**Your assignment**
If a line of the data below contains the string "Rate", copy it into your answer.

**Record set**
== == ==

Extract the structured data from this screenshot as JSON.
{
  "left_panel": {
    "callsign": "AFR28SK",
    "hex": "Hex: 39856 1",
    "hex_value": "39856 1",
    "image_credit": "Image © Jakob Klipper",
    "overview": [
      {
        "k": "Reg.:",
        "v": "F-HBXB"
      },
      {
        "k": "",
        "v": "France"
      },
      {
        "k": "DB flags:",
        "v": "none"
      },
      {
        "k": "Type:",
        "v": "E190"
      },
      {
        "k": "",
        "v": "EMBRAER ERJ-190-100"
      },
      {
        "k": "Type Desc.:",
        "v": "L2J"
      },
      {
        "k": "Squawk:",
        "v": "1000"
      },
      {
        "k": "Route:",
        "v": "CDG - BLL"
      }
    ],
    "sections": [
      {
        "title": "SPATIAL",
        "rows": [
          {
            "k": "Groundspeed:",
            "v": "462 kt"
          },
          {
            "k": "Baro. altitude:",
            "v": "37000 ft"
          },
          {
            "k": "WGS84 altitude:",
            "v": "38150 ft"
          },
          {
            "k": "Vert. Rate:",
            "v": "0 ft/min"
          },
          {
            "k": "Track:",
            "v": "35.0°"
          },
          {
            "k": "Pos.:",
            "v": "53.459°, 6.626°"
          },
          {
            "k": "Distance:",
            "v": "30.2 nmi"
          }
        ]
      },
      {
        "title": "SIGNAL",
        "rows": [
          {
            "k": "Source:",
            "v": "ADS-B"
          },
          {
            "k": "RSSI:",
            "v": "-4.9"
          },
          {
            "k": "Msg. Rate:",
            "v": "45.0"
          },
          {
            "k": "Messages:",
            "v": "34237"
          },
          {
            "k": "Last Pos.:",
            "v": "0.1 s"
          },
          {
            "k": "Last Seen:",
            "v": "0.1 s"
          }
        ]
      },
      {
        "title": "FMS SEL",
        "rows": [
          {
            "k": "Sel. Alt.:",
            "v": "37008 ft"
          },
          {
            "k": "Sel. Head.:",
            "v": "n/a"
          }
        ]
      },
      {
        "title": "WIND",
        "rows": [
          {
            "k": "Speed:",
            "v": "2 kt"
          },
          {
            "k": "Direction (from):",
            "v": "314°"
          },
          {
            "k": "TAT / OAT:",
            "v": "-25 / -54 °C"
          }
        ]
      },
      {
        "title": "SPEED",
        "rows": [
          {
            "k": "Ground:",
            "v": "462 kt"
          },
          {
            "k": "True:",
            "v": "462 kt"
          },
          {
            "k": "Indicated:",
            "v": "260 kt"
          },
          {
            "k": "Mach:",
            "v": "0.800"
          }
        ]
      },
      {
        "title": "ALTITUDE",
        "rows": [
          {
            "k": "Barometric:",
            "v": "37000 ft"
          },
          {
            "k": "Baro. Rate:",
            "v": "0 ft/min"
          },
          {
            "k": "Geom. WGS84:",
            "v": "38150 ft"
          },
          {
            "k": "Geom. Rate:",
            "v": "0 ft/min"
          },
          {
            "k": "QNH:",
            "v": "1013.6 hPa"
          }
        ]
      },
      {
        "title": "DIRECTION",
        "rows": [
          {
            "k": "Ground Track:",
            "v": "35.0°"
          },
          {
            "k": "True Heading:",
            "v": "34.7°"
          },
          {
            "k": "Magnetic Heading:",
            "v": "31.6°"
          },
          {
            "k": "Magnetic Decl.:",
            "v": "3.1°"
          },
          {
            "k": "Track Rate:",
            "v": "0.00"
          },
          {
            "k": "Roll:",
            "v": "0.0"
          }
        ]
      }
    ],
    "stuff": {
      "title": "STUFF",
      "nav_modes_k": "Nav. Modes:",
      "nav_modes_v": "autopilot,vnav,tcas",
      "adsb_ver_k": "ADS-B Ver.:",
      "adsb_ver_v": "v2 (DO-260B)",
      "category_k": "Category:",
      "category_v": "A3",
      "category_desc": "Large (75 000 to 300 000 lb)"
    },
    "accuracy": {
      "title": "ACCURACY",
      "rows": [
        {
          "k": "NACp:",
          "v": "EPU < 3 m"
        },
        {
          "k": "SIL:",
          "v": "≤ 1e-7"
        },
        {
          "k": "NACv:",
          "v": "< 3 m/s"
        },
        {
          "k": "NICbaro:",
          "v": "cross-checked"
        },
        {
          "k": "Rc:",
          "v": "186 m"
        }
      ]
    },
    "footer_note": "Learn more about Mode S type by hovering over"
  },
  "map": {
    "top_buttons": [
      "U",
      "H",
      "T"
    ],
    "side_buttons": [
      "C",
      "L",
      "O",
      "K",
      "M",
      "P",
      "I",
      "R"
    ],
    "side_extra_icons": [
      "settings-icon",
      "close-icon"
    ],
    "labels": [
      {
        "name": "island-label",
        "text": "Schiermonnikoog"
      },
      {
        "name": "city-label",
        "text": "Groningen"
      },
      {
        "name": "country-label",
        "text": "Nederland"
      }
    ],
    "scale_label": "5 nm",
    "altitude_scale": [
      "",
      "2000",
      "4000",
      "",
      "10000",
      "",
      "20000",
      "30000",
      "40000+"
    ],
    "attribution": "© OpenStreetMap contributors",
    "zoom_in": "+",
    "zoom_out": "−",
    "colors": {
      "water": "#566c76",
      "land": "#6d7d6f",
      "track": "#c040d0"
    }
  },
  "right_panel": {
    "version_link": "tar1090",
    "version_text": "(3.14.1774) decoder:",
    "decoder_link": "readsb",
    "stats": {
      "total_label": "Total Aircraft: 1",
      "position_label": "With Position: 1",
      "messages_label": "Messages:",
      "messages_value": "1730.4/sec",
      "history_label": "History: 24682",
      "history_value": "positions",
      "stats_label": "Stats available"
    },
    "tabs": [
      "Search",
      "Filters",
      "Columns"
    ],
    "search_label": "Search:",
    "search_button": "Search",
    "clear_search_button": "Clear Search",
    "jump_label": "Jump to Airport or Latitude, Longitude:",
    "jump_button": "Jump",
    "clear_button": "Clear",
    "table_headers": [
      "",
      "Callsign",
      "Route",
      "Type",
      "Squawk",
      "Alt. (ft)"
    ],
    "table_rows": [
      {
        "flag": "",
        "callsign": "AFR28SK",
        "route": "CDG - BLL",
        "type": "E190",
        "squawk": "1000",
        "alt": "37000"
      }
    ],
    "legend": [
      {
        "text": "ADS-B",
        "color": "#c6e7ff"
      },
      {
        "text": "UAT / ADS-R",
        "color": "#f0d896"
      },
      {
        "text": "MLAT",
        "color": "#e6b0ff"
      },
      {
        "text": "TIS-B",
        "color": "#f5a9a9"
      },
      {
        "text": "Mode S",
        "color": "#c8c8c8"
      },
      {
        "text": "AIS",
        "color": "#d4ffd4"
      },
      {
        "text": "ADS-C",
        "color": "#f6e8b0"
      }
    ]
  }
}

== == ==

**Result of this exercise**
            "k": "Vert. Rate:",
            "k": "Msg. Rate:",
            "k": "Baro. Rate:",
            "k": "Geom. Rate:",
            "k": "Track Rate:",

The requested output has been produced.